Hayes LD, Ingram J, Sculthorpe NF. More than 100 persistent symptoms of SARS-COV-2 (long COVID): A scoping review. Frontiers in Medicine. 2021 Nov 1;8. Doi: https://doi.org/10.3389/fmed.2021.750378 PMid:34790680 PMCid:PMC8591053

Widdifield J, Kwong JC, Chen S, Eder L, Benchimol EI, Kaplan GG, et al. Vaccine effectiveness against SARS-COV-2 infection and severe outcomes among individuals with immune-mediated inflammatory diseases tested between March 1 and Nov 22, 2021, in Ontario, Canada: A population-based analysis. The Lancet Rheumatology. 2022 Jun;4(6). Doi: https://doi.org/10.1016/S2665-9913(22)00096-0 PMid:35441151

van Kessel SA, Olde Hartman TC, Lucassen PL, van Jaarsveld CH. Post-acute and long-COVID-19 symptoms in patients with mild diseases: A systematic review. Family Practice. 2021 Jul 16;39(1):159-67. Doi: https://doi.org/10.1093/fampra/cmab076 PMid:34268556 PMCid:PMC8414057

Graham F. Daily briefing: What we know about vaccines and long COVID [Internet]. Nature Publishing Group; 2021 [cited 2024 Apr 3]. Doi: https://doi.org/10.1038/d41586-021-03531-1

Notarte KI, Catahay JA, Velasco JV, Pastrana A, Ver AT, Pangilinan FC, et al. Impact of covid-19 vaccination on the risk of developing long-COVID and on existing long-COVID symptoms: A systematic review. eClinicalMedicine. 2022 Nov;53:101624. Doi: https://doi.org/10.1016/j.eclinm.2022.101624 PMid:36051247 PMCid:PMC9417563

Fernández-de-las-Peñas C, Ortega-Santiago R, Fuensalida-Novo S, Martín-Guerrero JD, Pellicer-Valero OJ, Torres-Macho J. Differences in long-covid symptoms between vaccinated and non-vaccinated (BNT162b2 vaccine) hospitalized COVID-19 survivors infected with the Delta variant. Vaccines. 2022 Sept 6;10(9):1481. Doi: https://doi.org/10.3390/vaccines10091481 PMid:36146560 PMCid:PMC9504977

Wisnivesky JP, Govindarajulu U, Bagiella E, Goswami R, Kale M, Campbell KN, et al. Association of vaccination with the persistence of post-covid symptoms. Journal of General Internal Medicine. 2022 Mar 9;37(7):1748-53. Doi: https://doi.org/10.1007/s11606-022-07465-w PMid:35266128 PMCid:PMC8906626

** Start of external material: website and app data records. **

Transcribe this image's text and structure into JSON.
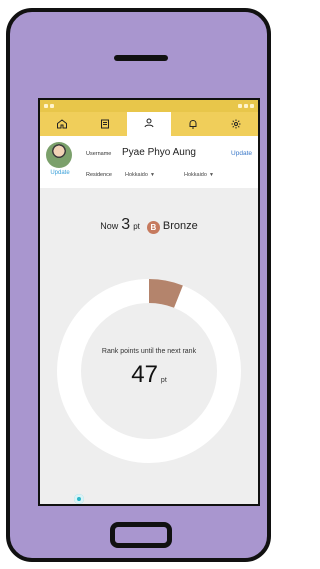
{
  "tabs": [
    {
      "icon": "home-icon"
    },
    {
      "icon": "news-icon"
    },
    {
      "icon": "profile-icon"
    },
    {
      "icon": "bell-icon"
    },
    {
      "icon": "settings-icon"
    }
  ],
  "profile": {
    "avatar_update": "Update",
    "username_label": "Username",
    "username": "Pyae Phyo Aung",
    "username_update": "Update",
    "residence_label": "Residence",
    "residence_1": "Hokkaido",
    "residence_2": "Hokkaido"
  },
  "rank": {
    "now_label": "Now",
    "points": "3",
    "points_unit": "pt",
    "badge": "B",
    "name": "Bronze",
    "next_label": "Rank points until the next rank",
    "remaining": "47",
    "remaining_unit": "pt",
    "progress_fraction": 0.06
  },
  "colors": {
    "phone": "#a996cf",
    "tabbar": "#f0ce5a",
    "statusbar": "#e8c64a",
    "bronze": "#c67a5e",
    "progress": "#b4846c"
  }
}
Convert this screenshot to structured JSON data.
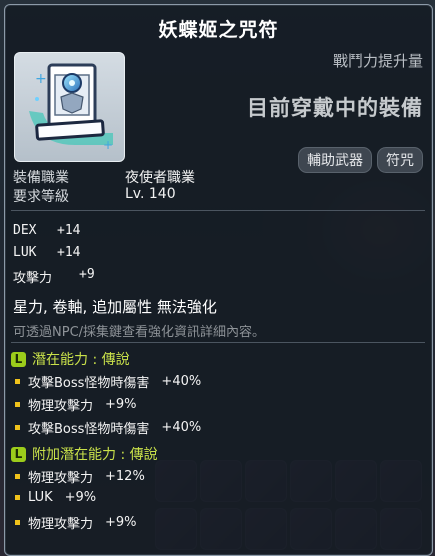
{
  "item": {
    "name": "妖蝶姬之咒符",
    "stat_increase_label": "戰鬥力提升量",
    "equipped_label": "目前穿戴中的裝備",
    "tags": [
      "輔助武器",
      "符咒"
    ],
    "job_label": "裝備職業",
    "job_value": "夜使者職業",
    "level_label": "要求等級",
    "level_value": "Lv. 140"
  },
  "stats": [
    {
      "name": "DEX",
      "value": "+14"
    },
    {
      "name": "LUK",
      "value": "+14"
    },
    {
      "name": "攻擊力",
      "value": "+9"
    }
  ],
  "properties": "星力, 卷軸, 追加屬性 無法強化",
  "hint": "可透過NPC/採集鍵查看強化資訊詳細內容。",
  "potential": {
    "grade": "L",
    "title": "潛在能力 : 傳說",
    "lines": [
      {
        "name": "攻擊Boss怪物時傷害",
        "value": "+40%"
      },
      {
        "name": "物理攻擊力",
        "value": "+9%"
      },
      {
        "name": "攻擊Boss怪物時傷害",
        "value": "+40%"
      }
    ]
  },
  "bonus_potential": {
    "grade": "L",
    "title": "附加潛在能力 : 傳說",
    "lines": [
      {
        "name": "物理攻擊力",
        "value": "+12%"
      },
      {
        "name": "LUK",
        "value": "+9%"
      },
      {
        "name": "物理攻擊力",
        "value": "+9%"
      }
    ]
  },
  "colors": {
    "potential_title": "#c9e14a",
    "bullet": "#f0c21b",
    "grade_badge": "#9ccc1b"
  },
  "icons": {
    "item_icon": "talisman-icon"
  }
}
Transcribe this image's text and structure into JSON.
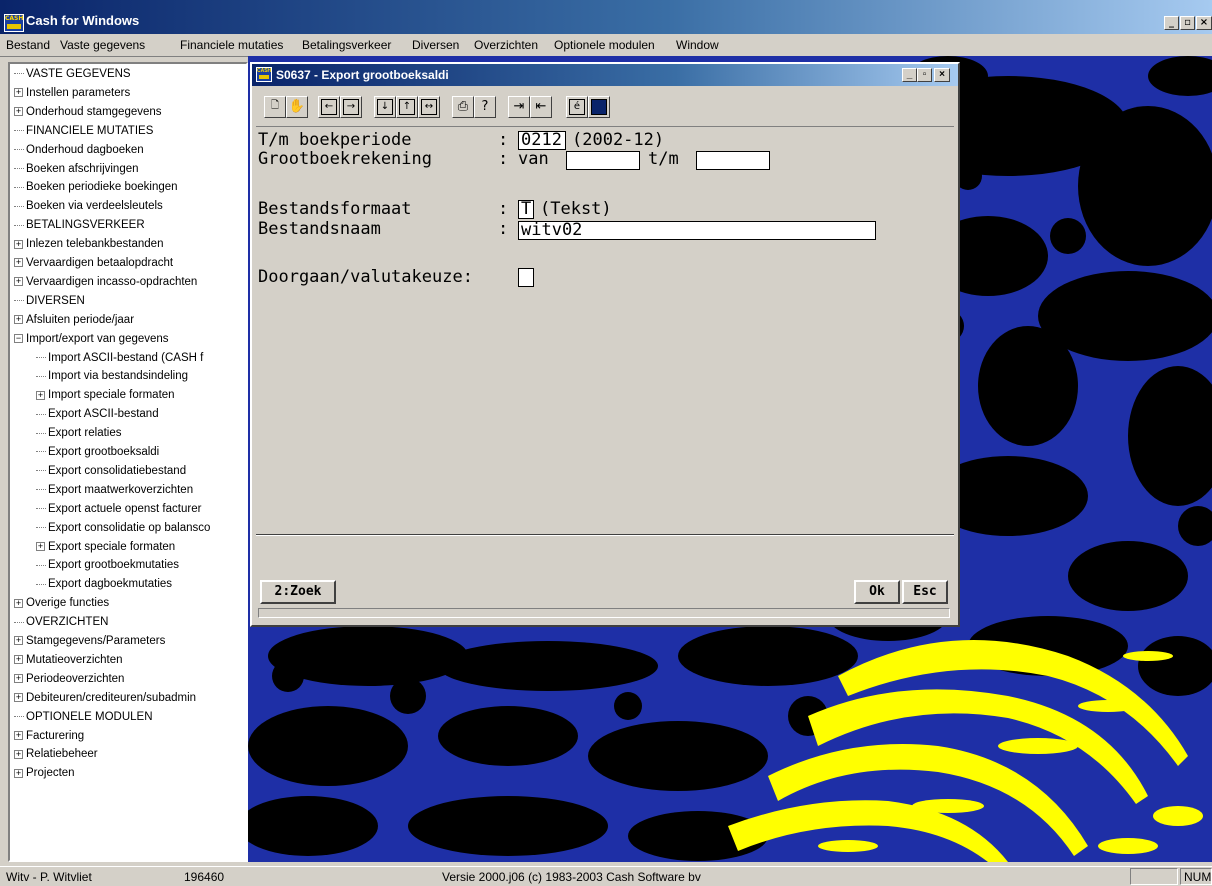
{
  "app": {
    "title": "Cash for Windows",
    "icon_text": "CASH",
    "window_controls": [
      "_",
      "▫",
      "×"
    ]
  },
  "menu": [
    "Bestand",
    "Vaste gegevens",
    "Financiele mutaties",
    "Betalingsverkeer",
    "Diversen",
    "Overzichten",
    "Optionele modulen",
    "Window"
  ],
  "tree": [
    {
      "label": "VASTE GEGEVENS",
      "level": 0,
      "type": "leaf"
    },
    {
      "label": "Instellen parameters",
      "level": 0,
      "type": "plus"
    },
    {
      "label": "Onderhoud stamgegevens",
      "level": 0,
      "type": "plus"
    },
    {
      "label": "FINANCIELE MUTATIES",
      "level": 0,
      "type": "leaf"
    },
    {
      "label": "Onderhoud dagboeken",
      "level": 0,
      "type": "leaf"
    },
    {
      "label": "Boeken afschrijvingen",
      "level": 0,
      "type": "leaf"
    },
    {
      "label": "Boeken periodieke boekingen",
      "level": 0,
      "type": "leaf"
    },
    {
      "label": "Boeken via verdeelsleutels",
      "level": 0,
      "type": "leaf"
    },
    {
      "label": "BETALINGSVERKEER",
      "level": 0,
      "type": "leaf"
    },
    {
      "label": "Inlezen telebankbestanden",
      "level": 0,
      "type": "plus"
    },
    {
      "label": "Vervaardigen betaalopdracht",
      "level": 0,
      "type": "plus"
    },
    {
      "label": "Vervaardigen incasso-opdrachten",
      "level": 0,
      "type": "plus"
    },
    {
      "label": "DIVERSEN",
      "level": 0,
      "type": "leaf"
    },
    {
      "label": "Afsluiten periode/jaar",
      "level": 0,
      "type": "plus"
    },
    {
      "label": "Import/export van gegevens",
      "level": 0,
      "type": "minus"
    },
    {
      "label": "Import ASCII-bestand (CASH f",
      "level": 1,
      "type": "leaf"
    },
    {
      "label": "Import via bestandsindeling",
      "level": 1,
      "type": "leaf"
    },
    {
      "label": "Import speciale formaten",
      "level": 1,
      "type": "plus"
    },
    {
      "label": "Export ASCII-bestand",
      "level": 1,
      "type": "leaf"
    },
    {
      "label": "Export relaties",
      "level": 1,
      "type": "leaf"
    },
    {
      "label": "Export grootboeksaldi",
      "level": 1,
      "type": "leaf"
    },
    {
      "label": "Export consolidatiebestand",
      "level": 1,
      "type": "leaf"
    },
    {
      "label": "Export maatwerkoverzichten",
      "level": 1,
      "type": "leaf"
    },
    {
      "label": "Export actuele openst facturer",
      "level": 1,
      "type": "leaf"
    },
    {
      "label": "Export consolidatie op balansco",
      "level": 1,
      "type": "leaf"
    },
    {
      "label": "Export speciale formaten",
      "level": 1,
      "type": "plus"
    },
    {
      "label": "Export grootboekmutaties",
      "level": 1,
      "type": "leaf"
    },
    {
      "label": "Export dagboekmutaties",
      "level": 1,
      "type": "leaf"
    },
    {
      "label": "Overige functies",
      "level": 0,
      "type": "plus"
    },
    {
      "label": "OVERZICHTEN",
      "level": 0,
      "type": "leaf"
    },
    {
      "label": "Stamgegevens/Parameters",
      "level": 0,
      "type": "plus"
    },
    {
      "label": "Mutatieoverzichten",
      "level": 0,
      "type": "plus"
    },
    {
      "label": "Periodeoverzichten",
      "level": 0,
      "type": "plus"
    },
    {
      "label": "Debiteuren/crediteuren/subadmin",
      "level": 0,
      "type": "plus"
    },
    {
      "label": "OPTIONELE MODULEN",
      "level": 0,
      "type": "leaf"
    },
    {
      "label": "Facturering",
      "level": 0,
      "type": "plus"
    },
    {
      "label": "Relatiebeheer",
      "level": 0,
      "type": "plus"
    },
    {
      "label": "Projecten",
      "level": 0,
      "type": "plus"
    }
  ],
  "dialog": {
    "title": "S0637 - Export grootboeksaldi",
    "toolbar_icons": [
      "new-icon",
      "hand-icon",
      "first-icon",
      "last-icon",
      "down-icon",
      "up-icon",
      "width-icon",
      "print-icon",
      "help-icon",
      "copy-icon",
      "paste-icon",
      "euro-icon",
      "calculator-icon"
    ],
    "form": {
      "period_label": "T/m boekperiode",
      "colon": ":",
      "period_value": "0212",
      "period_desc": "(2002-12)",
      "account_label": "Grootboekrekening",
      "from_label": "van",
      "from_value": "",
      "to_label": "t/m",
      "to_value": "",
      "format_label": "Bestandsformaat",
      "format_value": "T",
      "format_desc": "(Tekst)",
      "filename_label": "Bestandsnaam",
      "filename_value": "witv02",
      "continue_label": "Doorgaan/valutakeuze:",
      "continue_value": ""
    },
    "buttons": {
      "search": "2:Zoek",
      "ok": "Ok",
      "esc": "Esc"
    }
  },
  "statusbar": {
    "user": "Witv - P. Witvliet",
    "number": "196460",
    "version": "Versie 2000.j06  (c) 1983-2003 Cash Software bv",
    "num": "NUM"
  },
  "colors": {
    "titlebar_start": "#0a246a",
    "desktop_blue": "#1e2fa6",
    "desktop_yellow": "#ffff00",
    "face": "#d4d0c8"
  }
}
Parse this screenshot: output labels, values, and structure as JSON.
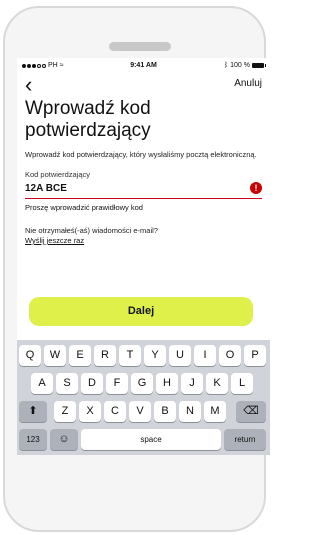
{
  "status": {
    "carrier": "PH",
    "time": "9:41 AM",
    "battery": "100 %"
  },
  "nav": {
    "back_icon": "‹",
    "cancel_label": "Anuluj"
  },
  "title": "Wprowadź kod potwierdzający",
  "description": "Wprowadź kod potwierdzający, który wysłaliśmy pocztą elektroniczną.",
  "code_field": {
    "label": "Kod potwierdzający",
    "value": "12A BCE",
    "error_icon": "!",
    "error_message": "Proszę wprowadzić prawidłowy kod",
    "error_color": "#cc0000"
  },
  "resend": {
    "question": "Nie otrzymałeś(-aś) wiadomości e-mail?",
    "link": "Wyślij jeszcze raz"
  },
  "primary_button": {
    "label": "Dalej",
    "color": "#dff04a"
  },
  "keyboard": {
    "row1": [
      "Q",
      "W",
      "E",
      "R",
      "T",
      "Y",
      "U",
      "I",
      "O",
      "P"
    ],
    "row2": [
      "A",
      "S",
      "D",
      "F",
      "G",
      "H",
      "J",
      "K",
      "L"
    ],
    "row3": [
      "Z",
      "X",
      "C",
      "V",
      "B",
      "N",
      "M"
    ],
    "shift": "⬆",
    "backspace": "⌫",
    "numbers": "123",
    "emoji": "☺",
    "space": "space",
    "return": "return"
  }
}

Downloads

Published

2024-06-01

How to Cite

1.
Dawah AM, Ghardallou M, Buthaina A Rashid. Receiving The COVID-19 Vaccine and Its Correlation with Post COVID-19 Long Term Morbidity. Natl J Community Med [Internet]. 2024 Jun. 1 [cited 2024 Jun. 23];15(06):479-82. Available from: https://njcmindia.com/index.php/file/article/view/3881

Issue

Section

Short Research Article